# Exercise instructions
A verbatim copy of all the data is required; the pictures should not appear in it.

---------- Available data ----------

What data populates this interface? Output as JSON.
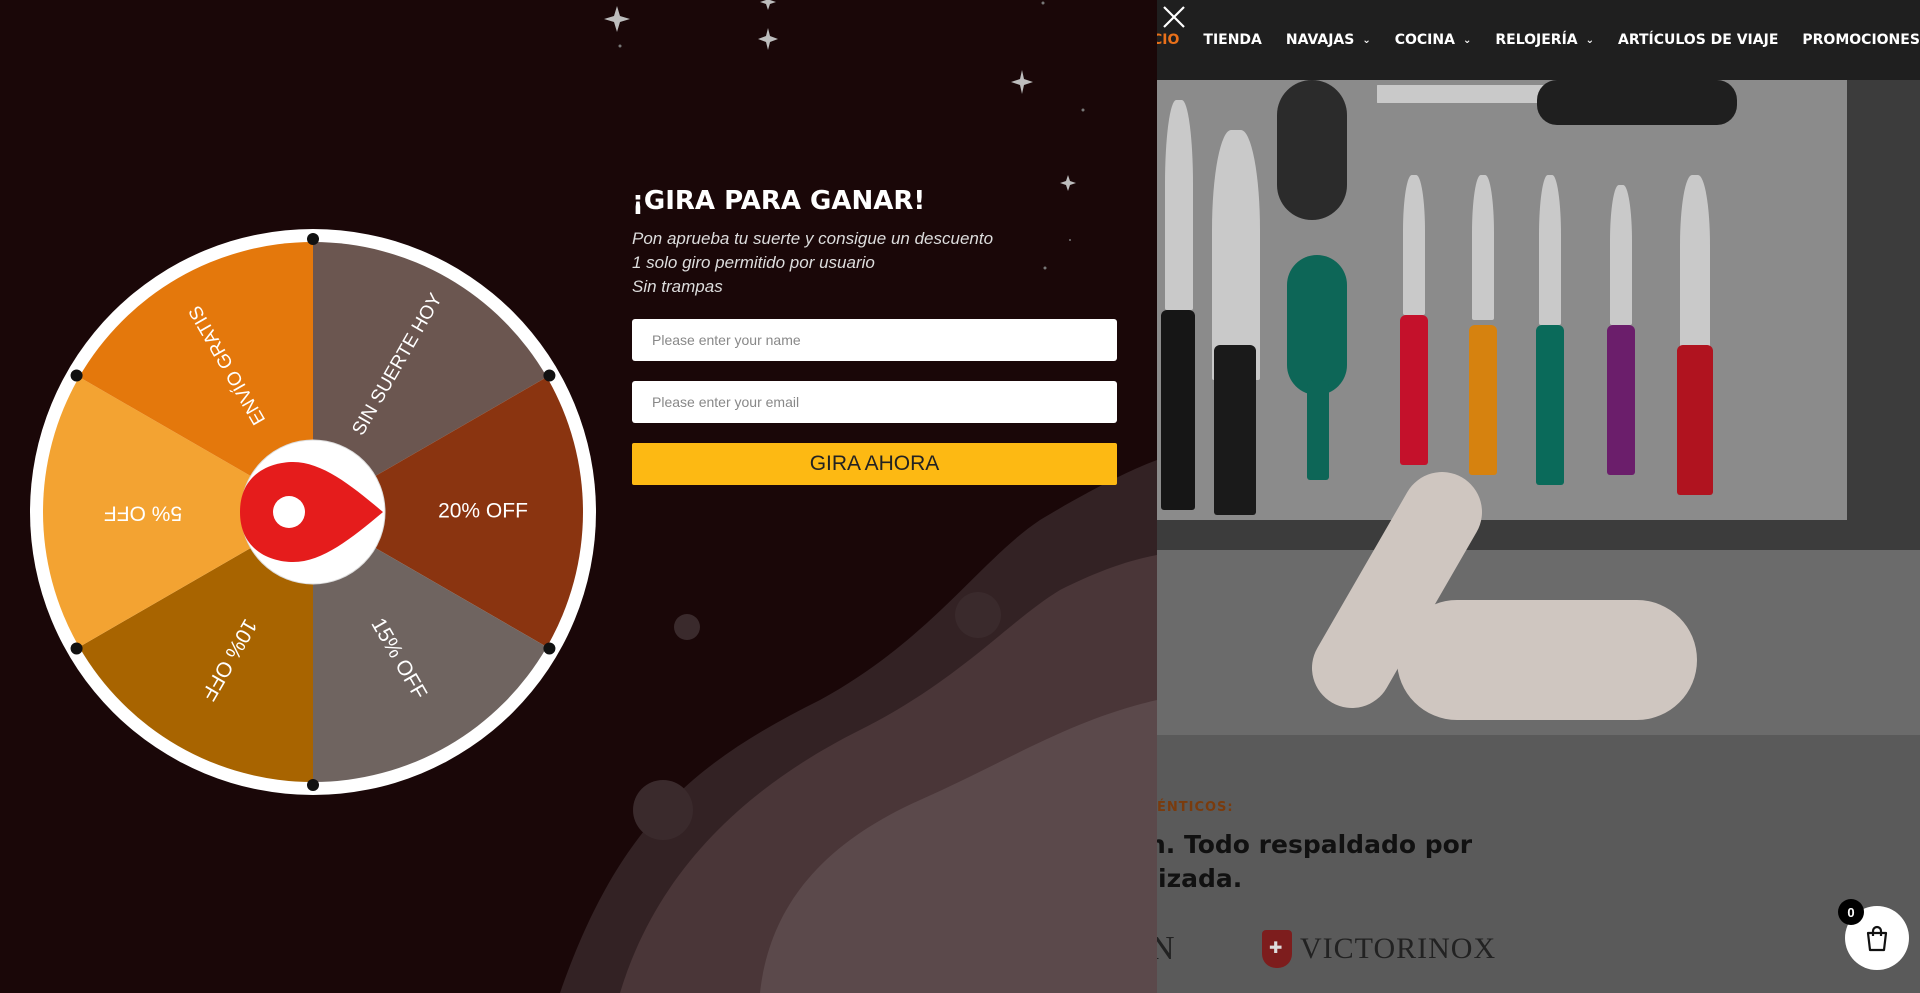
{
  "site": {
    "nav": [
      {
        "label": "CIO",
        "has_dropdown": false,
        "active": true
      },
      {
        "label": "TIENDA",
        "has_dropdown": false
      },
      {
        "label": "NAVAJAS",
        "has_dropdown": true
      },
      {
        "label": "COCINA",
        "has_dropdown": true
      },
      {
        "label": "RELOJERÍA",
        "has_dropdown": true
      },
      {
        "label": "ARTÍCULOS DE VIAJE",
        "has_dropdown": false
      },
      {
        "label": "PROMOCIONES",
        "has_dropdown": false
      }
    ],
    "kicker": "ÉNTICOS:",
    "headline_line1": "n. Todo respaldado por",
    "headline_line2": "izada.",
    "brand_partial": "N",
    "brand": "VICTORINOX",
    "cart_count": "0",
    "cart_icon": "shopping-bag-icon"
  },
  "popup": {
    "close_icon": "close-icon",
    "title": "¡GIRA PARA GANAR!",
    "subtitle_lines": [
      "Pon aprueba tu suerte y consigue un descuento",
      "1 solo giro permitido por usuario",
      "Sin trampas"
    ],
    "name_placeholder": "Please enter your name",
    "email_placeholder": "Please enter your email",
    "button_label": "GIRA AHORA",
    "wheel": {
      "segments": [
        {
          "label": "SIN SUERTE HOY",
          "color": "#6b5650"
        },
        {
          "label": "20% OFF",
          "color": "#8a3410"
        },
        {
          "label": "15% OFF",
          "color": "#6f6460"
        },
        {
          "label": "10% OFF",
          "color": "#a86400"
        },
        {
          "label": "5% OFF",
          "color": "#f3a332"
        },
        {
          "label": "ENVÍO GRATIS",
          "color": "#e4780c"
        }
      ],
      "pointer_color": "#e51c1c"
    }
  },
  "colors": {
    "accent": "#e8701a",
    "button": "#fdb913",
    "popup_bg": "#1a0708"
  }
}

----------

# Result of the exercise
What data populates this interface? Output as JSON.
{
  "site": {
    "nav": [
      {
        "label": "CIO",
        "has_dropdown": false,
        "active": true
      },
      {
        "label": "TIENDA",
        "has_dropdown": false
      },
      {
        "label": "NAVAJAS",
        "has_dropdown": true
      },
      {
        "label": "COCINA",
        "has_dropdown": true
      },
      {
        "label": "RELOJERÍA",
        "has_dropdown": true
      },
      {
        "label": "ARTÍCULOS DE VIAJE",
        "has_dropdown": false
      },
      {
        "label": "PROMOCIONES",
        "has_dropdown": false
      }
    ],
    "kicker": "ÉNTICOS:",
    "headline_line1": "n. Todo respaldado por",
    "headline_line2": "izada.",
    "brand_partial": "N",
    "brand": "VICTORINOX",
    "cart_count": "0",
    "cart_icon": "shopping-bag-icon"
  },
  "popup": {
    "close_icon": "close-icon",
    "title": "¡GIRA PARA GANAR!",
    "subtitle_lines": [
      "Pon aprueba tu suerte y consigue un descuento",
      "1 solo giro permitido por usuario",
      "Sin trampas"
    ],
    "name_placeholder": "Please enter your name",
    "email_placeholder": "Please enter your email",
    "button_label": "GIRA AHORA",
    "wheel": {
      "segments": [
        {
          "label": "SIN SUERTE HOY",
          "color": "#6b5650"
        },
        {
          "label": "20% OFF",
          "color": "#8a3410"
        },
        {
          "label": "15% OFF",
          "color": "#6f6460"
        },
        {
          "label": "10% OFF",
          "color": "#a86400"
        },
        {
          "label": "5% OFF",
          "color": "#f3a332"
        },
        {
          "label": "ENVÍO GRATIS",
          "color": "#e4780c"
        }
      ],
      "pointer_color": "#e51c1c"
    }
  },
  "colors": {
    "accent": "#e8701a",
    "button": "#fdb913",
    "popup_bg": "#1a0708"
  }
}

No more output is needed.